Mass production of 35mm cameras really took a huge leap in the 1950s. The War was over, reconstruction, growing optimism in a better world led to great economic progress. Vacations became possible, with the whole family in tents or caravans and capture precious memories with affordable cameras. These were the prime years of photography, for everyone. This demand asked for numerous brands and models. In addition to the Agfa film roll, the German company also managed to deliver quality in its own cameras, the Silette being one of the most popular.
I am always surprised about the compactness of the small, but ‘busy’ Agfa Silette L. On the top there is hardly any room ‘to get your finders between all knobs. A light meter, shutter button, wind lever, frame and ISO wheel and a big rewind button and in between also a flash shoe. Barely 15cm wide. How did they do that?
The Silette is a stylish camera. It looks beautifully retro, but at the same time the camera wants to look perfect with all its roundness and at the same time sleek design. The shutter lever is perfectly aligned horizontally with the camera. The shutter is excellent to operate and always findable. With the same tension with which you tighten the shutter, it also jumps back to its original position. Intuitively it is in exactly the right place. In addition, very conveniently the counting mechanism of the roll of film is included in the winding process with a beautiful black and red dial. On the left, you can use the large button to rewind the roll and set the ISO value (which is not linked to the light meter).

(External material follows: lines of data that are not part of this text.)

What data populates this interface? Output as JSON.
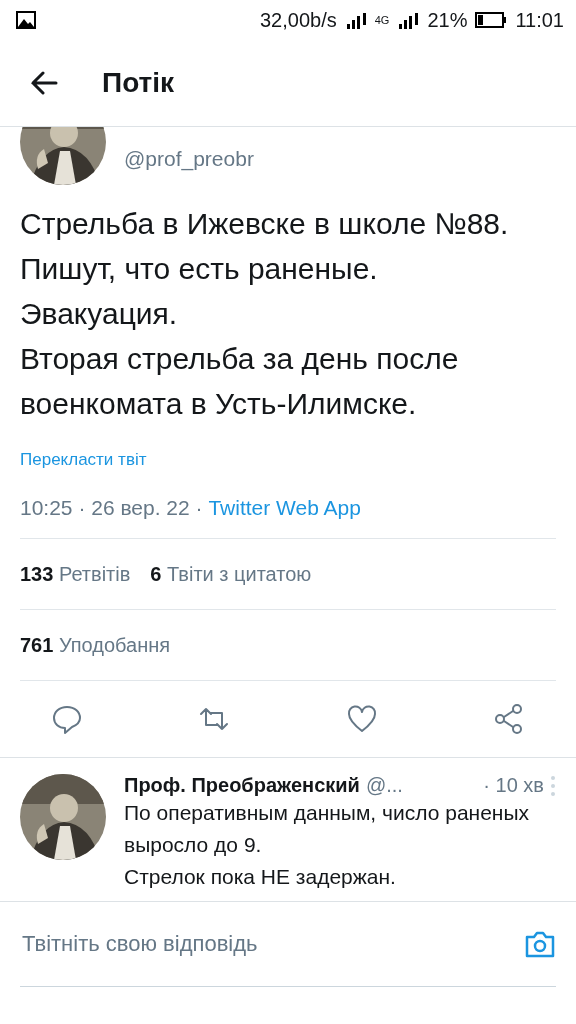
{
  "status_bar": {
    "speed": "32,00b/s",
    "network": "4G",
    "battery": "21%",
    "time": "11:01"
  },
  "header": {
    "title": "Потік"
  },
  "tweet": {
    "handle": "@prof_preobr",
    "lines": [
      "Стрельба в Ижевске в школе №88.",
      "Пишут, что есть раненые.",
      "Эвакуация.",
      "Вторая стрельба за день после военкомата в Усть-Илимске."
    ],
    "translate": "Перекласти твіт",
    "time": "10:25 · 26 вер. 22 · ",
    "source": "Twitter Web App",
    "stats": [
      {
        "count": "133",
        "label": "Ретвітів"
      },
      {
        "count": "6",
        "label": "Твіти з цитатою"
      }
    ],
    "likes": {
      "count": "761",
      "label": "Уподобання"
    }
  },
  "reply": {
    "name": "Проф. Преображенский",
    "handle": "@...",
    "time": "· 10 хв",
    "lines": [
      "По оперативным данным, число раненых выросло до 9.",
      "Стрелок пока НЕ задержан."
    ]
  },
  "compose": {
    "placeholder": "Твітніть свою відповідь"
  }
}
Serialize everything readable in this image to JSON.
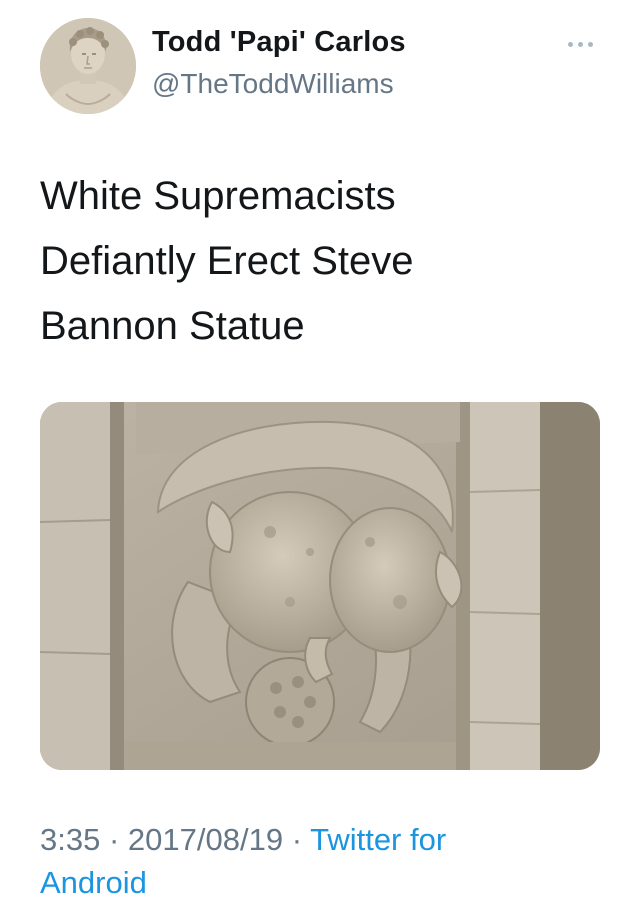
{
  "author": {
    "display_name": "Todd 'Papi' Carlos",
    "handle": "@TheToddWilliams",
    "avatar_icon": "statue-avatar"
  },
  "tweet": {
    "text_lines": [
      "White Supremacists",
      "Defiantly Erect Steve",
      "Bannon Statue"
    ],
    "media_description_icon": "stone-gargoyle-photo"
  },
  "meta": {
    "time": "3:35",
    "separator": "·",
    "date": "2017/08/19",
    "source_line1": "Twitter for",
    "source_line2": "Android"
  },
  "menu": {
    "more_icon": "more-options-icon"
  },
  "colors": {
    "text": "#14171a",
    "secondary": "#657786",
    "link": "#1b95e0",
    "background": "#ffffff"
  }
}
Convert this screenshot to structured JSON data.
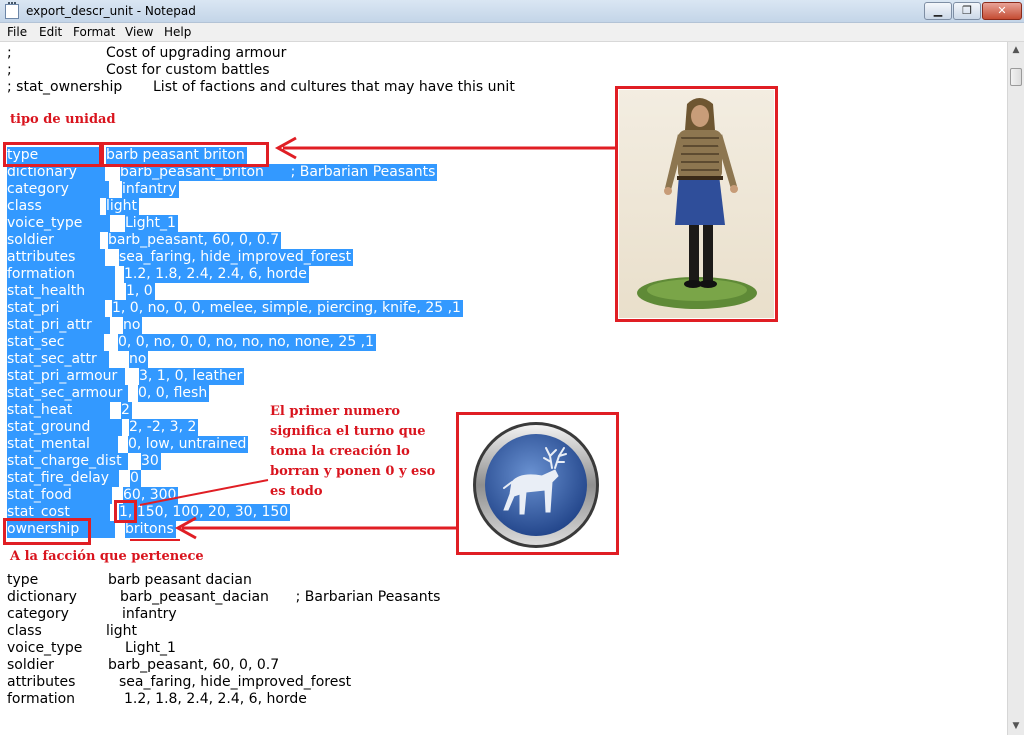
{
  "window": {
    "title": "export_descr_unit - Notepad",
    "min_label": "▁",
    "max_label": "❐",
    "close_label": "✕"
  },
  "menu": {
    "items": [
      "File",
      "Edit",
      "Format",
      "View",
      "Help"
    ]
  },
  "header_lines": [
    {
      "k": ";",
      "v": "Cost of upgrading armour"
    },
    {
      "k": ";",
      "v": "Cost for custom battles"
    },
    {
      "k": "; stat_ownership",
      "v": "List of factions and cultures that may have this unit"
    }
  ],
  "briton_unit": [
    {
      "k": "type",
      "v": "barb peasant briton"
    },
    {
      "k": "dictionary",
      "v": "barb_peasant_briton      ; Barbarian Peasants"
    },
    {
      "k": "category",
      "v": "infantry"
    },
    {
      "k": "class",
      "v": "light"
    },
    {
      "k": "voice_type",
      "v": "Light_1"
    },
    {
      "k": "soldier",
      "v": "barb_peasant, 60, 0, 0.7"
    },
    {
      "k": "attributes",
      "v": "sea_faring, hide_improved_forest"
    },
    {
      "k": "formation",
      "v": "1.2, 1.8, 2.4, 2.4, 6, horde"
    },
    {
      "k": "stat_health",
      "v": "1, 0"
    },
    {
      "k": "stat_pri",
      "v": "1, 0, no, 0, 0, melee, simple, piercing, knife, 25 ,1"
    },
    {
      "k": "stat_pri_attr",
      "v": "no"
    },
    {
      "k": "stat_sec",
      "v": "0, 0, no, 0, 0, no, no, no, none, 25 ,1"
    },
    {
      "k": "stat_sec_attr",
      "v": "no"
    },
    {
      "k": "stat_pri_armour",
      "v": "3, 1, 0, leather"
    },
    {
      "k": "stat_sec_armour",
      "v": "0, 0, flesh"
    },
    {
      "k": "stat_heat",
      "v": "2"
    },
    {
      "k": "stat_ground",
      "v": "2, -2, 3, 2"
    },
    {
      "k": "stat_mental",
      "v": "0, low, untrained"
    },
    {
      "k": "stat_charge_dist",
      "v": "30"
    },
    {
      "k": "stat_fire_delay",
      "v": "0"
    },
    {
      "k": "stat_food",
      "v": "60, 300"
    },
    {
      "k": "stat_cost",
      "v": "1, 150, 100, 20, 30, 150"
    },
    {
      "k": "ownership",
      "v": "britons"
    }
  ],
  "dacian_unit": [
    {
      "k": "type",
      "v": "barb peasant dacian"
    },
    {
      "k": "dictionary",
      "v": "barb_peasant_dacian      ; Barbarian Peasants"
    },
    {
      "k": "category",
      "v": "infantry"
    },
    {
      "k": "class",
      "v": "light"
    },
    {
      "k": "voice_type",
      "v": "Light_1"
    },
    {
      "k": "soldier",
      "v": "barb_peasant, 60, 0, 0.7"
    },
    {
      "k": "attributes",
      "v": "sea_faring, hide_improved_forest"
    },
    {
      "k": "formation",
      "v": "1.2, 1.8, 2.4, 2.4, 6, horde"
    }
  ],
  "annotations": {
    "unit_type": "tipo de unidad",
    "first_number": "El primer numero significa el turno que toma la creación lo borran y ponen 0 y eso es todo",
    "faction": "A la facción que pertenece"
  },
  "colors": {
    "selection": "#3399ff",
    "annotation_red": "#d9141e",
    "emblem_blue": "#2f5aa8"
  },
  "icons": [
    "notepad-icon",
    "peasant-unit-image",
    "stag-emblem-icon"
  ]
}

The most interesting aspect of the camera is the uncoupled light meter. This is ingeniously designed by working with a numerical EV- valuesystem where aperture and shutter speed can be linked together. Thus, you first set your desired combination on the lens and the ‘red’ value takes over at the exposure meter. You adjust the chosen ISO value on the film roll and open the cover of the selenium meter on the front. You can now turn the arrow to the measured light and see what aperture / shutter speed is needed for a correctly exposed picture. It takes some practice with combinations that are valid at the same time, for instance: 1/250 s and f/8 is the same as with 1/500 s and f/5.6; or 1/125 s and f/11. A selenium meter is a light-measuring instrument based on the photoelectric properties of selenium, it does not need a battery. The most common use of such light meters is measuring the exposure value for photography.
The Agfa Silette L has a PC or cable flash connection. It can flash synchronously as well as manually. A slider is available at the lens for this purpose. In addition, the camera can also be put in V mode which serves as a self-timer. Unfortunately, the latter no longer works on my copy, but on the other hand, the light meter does still work very well. Selenium meters are called ‘dead men walking’ anyway, it’s only a matter of time until they will fade away. The flash itself can be placed on top of the camera in the ‘cold’ flash shoe which has no contacts.
Also unfortunately, this Agfa is equipped with a Prontor SVS shutter, cheaper than the legendary Synchro Compur shutter. But fortunately this one also still works properly, although the long times are no longer clean, a common problem, incidentally also with the Compur. I can’t recommend opening the shutter for this, as I already failed to put it back together properly earlier. Especially the Agfa’s are known for complicated disassembly with no guarantee of an equally successful assembly:). If you however manage to get inside, it is easy to revive the small springs and cogs with some lighter fluid.
The most famous lens in the Silette is the good Apotar F3.5 45 mm lens, just under 50 and therefore just a bit more universal to use. These lenses seem virtually immune to fungus or haze over long time. Opening the back panel already seems very modern, as we have seen for decades on SLR cameras. Insertion is also simple and smooth. The film counter manually can be set back to 0 after closing the door. From there it counts automatically after each shot. Rewinding the full roll is only possible if the release button under the camera is pressed. This also remains the same today.
The Agfa Silette-L graces your collection. It’s a nice acquisition and a good one too. Numerous examples can be found on the Internet of sharp, colorful pictures taken with this all rounder. A compact camera that does require a good estimation of the distance, a rangefinder is missing on this camera (and can only be found on the Super series of Agfa). But you can also use an external rangefinder that can be found cheaply on the Internet.
The compactness and at the same time many extra features, especially with the light meter, the manual setting and the linking of aperture and shutter speed, make the Agfa one of the better vintage film cameras. Easy to find and affordable due to the large runs in which the camera was manufactured. Not rare, but still unique. Thanks to Mike Butkus, you can find a comprehensive manual on his site.